Key Performance Indicators (KPIs)
We supplement the standard improvement programmes detailed in our Quality Assurance manual with a programme of additional initiatives designed to bring about further improvements to our services. We measure success according to a series of Key Performance Indicators (KPIs), which record both quantitative (‘hard’) metrics and qualitative (‘soft’) metrics.
In respect of ‘hard’ KPI metrics we use Global Track, our bespoke in-house material management and tracking software system to track, record and report our progress against pre-set targets. Using the integrated and unique KPI report builder, Global Track is able to retain and automatically track pre-set KPIs for any project and for any captured criteria. Reports and targets on a single or collated set of KPIs are made available to users and managers alike to provide real-time information on TGP’s performance on any and all parts of a contract. This information can be used in the structure of continual improvement through our Quality Assurance programmes as a benchmark figure for future goals or for direct application against specific project deliverables.
For example, Global Track can monitor our performance in, say, the delivery of containers between defined ports on a given project.
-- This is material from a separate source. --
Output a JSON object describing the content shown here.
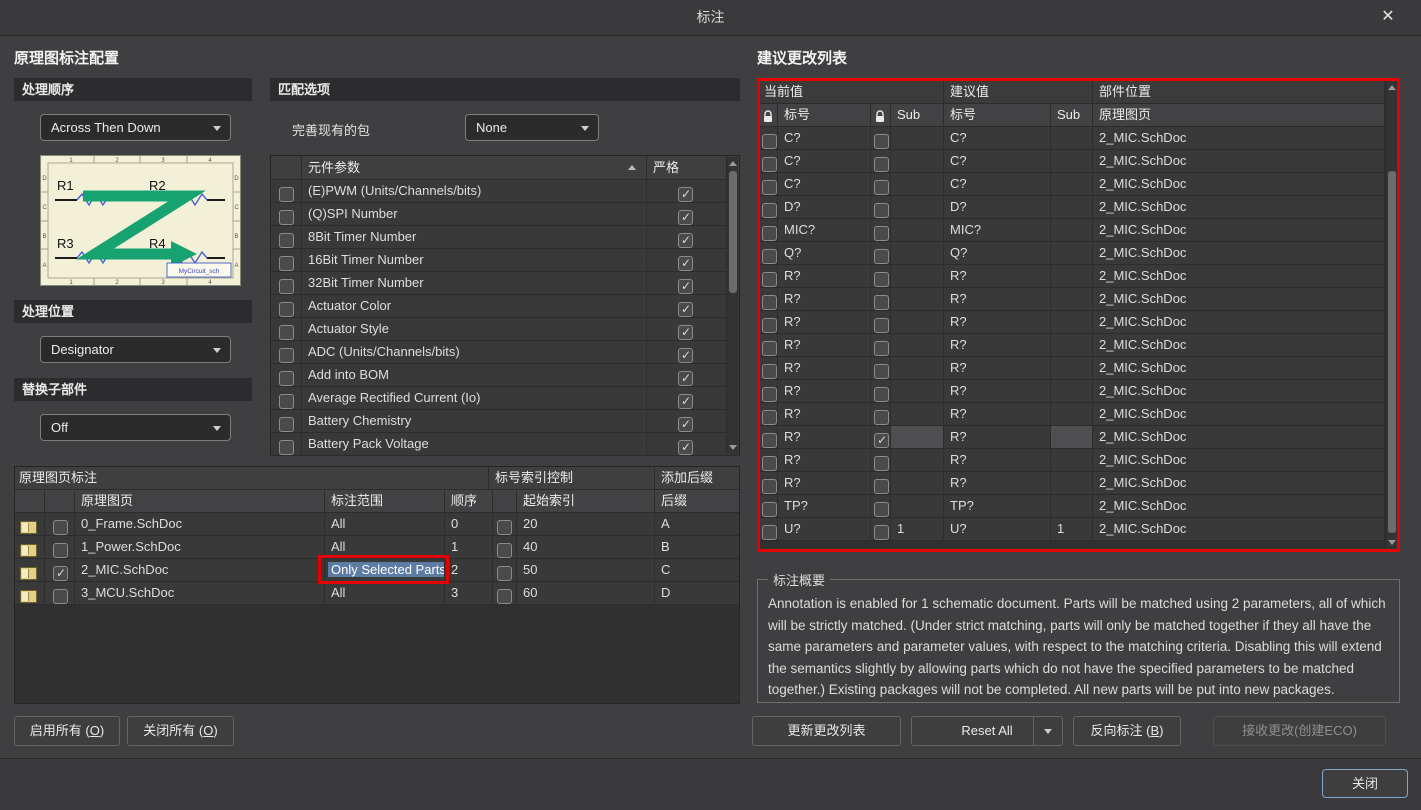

In the example report, Global Track has been tracking delivery times for containers moving from selected European origins to the port of Fremantle, Australia. The milestones being tracked in this illustration are: cargo ready date to departure date; departure date to arrival at customs point; customs clearance period and, finally, customs clearance to delivered to site date. These periods are compared against pre-set delivery expectations and a report is produced detailing whether we have exceeded, met or failed in meeting those delivery dates.
Results can be used to evaluate where problems within the supply chain may be occurring and allow proactive assessments and changes to be made if necessary. Alternatively, if KPI metrics are being continuously met or bettered then more stringent metrics can be implemented to ensure a constant culture of improvement. The example given is only one way in which data captured with Global Track can be interrogated; the possibilities for KPI reporting are extensive and almost any metric can be used in building such a report.
Outside of Global Track but through our Quality Assurance programmes, we also monitor ‘soft’ KPI metrics either specifically for a contract or generally for all of our business units. Common ‘soft’ metrics include:
Employee training and client satisfaction with expertise is recorded and monitored;
- Service quality
Timeliness of the receipt of client requested information; whether or not
extensions were requested or if it was necessary for the client to ask more than once;
- Contract liaison
Quality of assistance during any contract negotiation;
- Attention to detail
Have client requests been executed correctly and in line with instruction;
Focused on whether our approach is proactive at all times;
Quality of liaison between the project manager and all related parties;
Focuses on how easily our employees are available when needed;
In relation to the speed with which shipments are dealt.
To conclude, the primary purpose of KPIs as previously stated is to bring about continual improvements to our services. However, in conjunction with our clients we have often incorporated KPIs, both quantitative and qualitative, into the commercial aspects of contracts. This is done in such cases in order to reward through financial means excellence in our performance, details of which can be made available on request.